» Exercise instructions
The records follow. Retype them without a single change.

*-*-*

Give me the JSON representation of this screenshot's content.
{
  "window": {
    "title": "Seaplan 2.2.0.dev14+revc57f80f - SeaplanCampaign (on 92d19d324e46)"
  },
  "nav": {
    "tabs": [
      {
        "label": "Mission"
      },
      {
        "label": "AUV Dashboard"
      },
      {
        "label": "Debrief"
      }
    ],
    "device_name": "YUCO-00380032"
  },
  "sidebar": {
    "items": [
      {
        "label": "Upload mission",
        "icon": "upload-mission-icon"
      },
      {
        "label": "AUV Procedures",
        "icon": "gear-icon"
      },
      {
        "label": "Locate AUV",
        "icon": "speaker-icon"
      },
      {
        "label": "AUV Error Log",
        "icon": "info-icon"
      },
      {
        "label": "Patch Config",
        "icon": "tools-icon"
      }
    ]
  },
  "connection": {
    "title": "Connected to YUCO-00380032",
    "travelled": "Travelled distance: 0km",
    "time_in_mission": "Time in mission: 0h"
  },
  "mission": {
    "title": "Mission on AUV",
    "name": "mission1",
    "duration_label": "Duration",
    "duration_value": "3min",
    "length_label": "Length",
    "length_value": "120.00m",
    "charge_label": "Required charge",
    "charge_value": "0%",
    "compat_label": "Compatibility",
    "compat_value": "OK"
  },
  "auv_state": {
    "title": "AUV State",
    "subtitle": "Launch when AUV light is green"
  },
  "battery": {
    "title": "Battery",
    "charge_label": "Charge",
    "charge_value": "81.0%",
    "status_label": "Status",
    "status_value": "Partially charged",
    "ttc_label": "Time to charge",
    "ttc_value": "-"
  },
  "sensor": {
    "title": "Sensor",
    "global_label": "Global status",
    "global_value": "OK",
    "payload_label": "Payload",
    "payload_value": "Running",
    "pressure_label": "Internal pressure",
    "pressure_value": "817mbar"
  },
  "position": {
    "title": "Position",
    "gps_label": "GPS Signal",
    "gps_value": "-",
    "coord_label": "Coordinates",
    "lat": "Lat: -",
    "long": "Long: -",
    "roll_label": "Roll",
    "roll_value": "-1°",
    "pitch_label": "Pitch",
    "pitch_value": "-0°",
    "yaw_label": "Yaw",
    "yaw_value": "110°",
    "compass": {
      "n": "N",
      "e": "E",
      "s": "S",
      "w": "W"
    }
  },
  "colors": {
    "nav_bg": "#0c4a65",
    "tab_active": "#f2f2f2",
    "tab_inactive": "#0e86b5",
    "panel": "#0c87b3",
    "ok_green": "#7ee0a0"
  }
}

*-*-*

» Result of the exercise
Give me the JSON representation of this screenshot's content.
{
  "window": {
    "title": "Seaplan 2.2.0.dev14+revc57f80f - SeaplanCampaign (on 92d19d324e46)"
  },
  "nav": {
    "tabs": [
      {
        "label": "Mission"
      },
      {
        "label": "AUV Dashboard"
      },
      {
        "label": "Debrief"
      }
    ],
    "device_name": "YUCO-00380032"
  },
  "sidebar": {
    "items": [
      {
        "label": "Upload mission",
        "icon": "upload-mission-icon"
      },
      {
        "label": "AUV Procedures",
        "icon": "gear-icon"
      },
      {
        "label": "Locate AUV",
        "icon": "speaker-icon"
      },
      {
        "label": "AUV Error Log",
        "icon": "info-icon"
      },
      {
        "label": "Patch Config",
        "icon": "tools-icon"
      }
    ]
  },
  "connection": {
    "title": "Connected to YUCO-00380032",
    "travelled": "Travelled distance: 0km",
    "time_in_mission": "Time in mission: 0h"
  },
  "mission": {
    "title": "Mission on AUV",
    "name": "mission1",
    "duration_label": "Duration",
    "duration_value": "3min",
    "length_label": "Length",
    "length_value": "120.00m",
    "charge_label": "Required charge",
    "charge_value": "0%",
    "compat_label": "Compatibility",
    "compat_value": "OK"
  },
  "auv_state": {
    "title": "AUV State",
    "subtitle": "Launch when AUV light is green"
  },
  "battery": {
    "title": "Battery",
    "charge_label": "Charge",
    "charge_value": "81.0%",
    "status_label": "Status",
    "status_value": "Partially charged",
    "ttc_label": "Time to charge",
    "ttc_value": "-"
  },
  "sensor": {
    "title": "Sensor",
    "global_label": "Global status",
    "global_value": "OK",
    "payload_label": "Payload",
    "payload_value": "Running",
    "pressure_label": "Internal pressure",
    "pressure_value": "817mbar"
  },
  "position": {
    "title": "Position",
    "gps_label": "GPS Signal",
    "gps_value": "-",
    "coord_label": "Coordinates",
    "lat": "Lat: -",
    "long": "Long: -",
    "roll_label": "Roll",
    "roll_value": "-1°",
    "pitch_label": "Pitch",
    "pitch_value": "-0°",
    "yaw_label": "Yaw",
    "yaw_value": "110°",
    "compass": {
      "n": "N",
      "e": "E",
      "s": "S",
      "w": "W"
    }
  },
  "colors": {
    "nav_bg": "#0c4a65",
    "tab_active": "#f2f2f2",
    "tab_inactive": "#0e86b5",
    "panel": "#0c87b3",
    "ok_green": "#7ee0a0"
  }
}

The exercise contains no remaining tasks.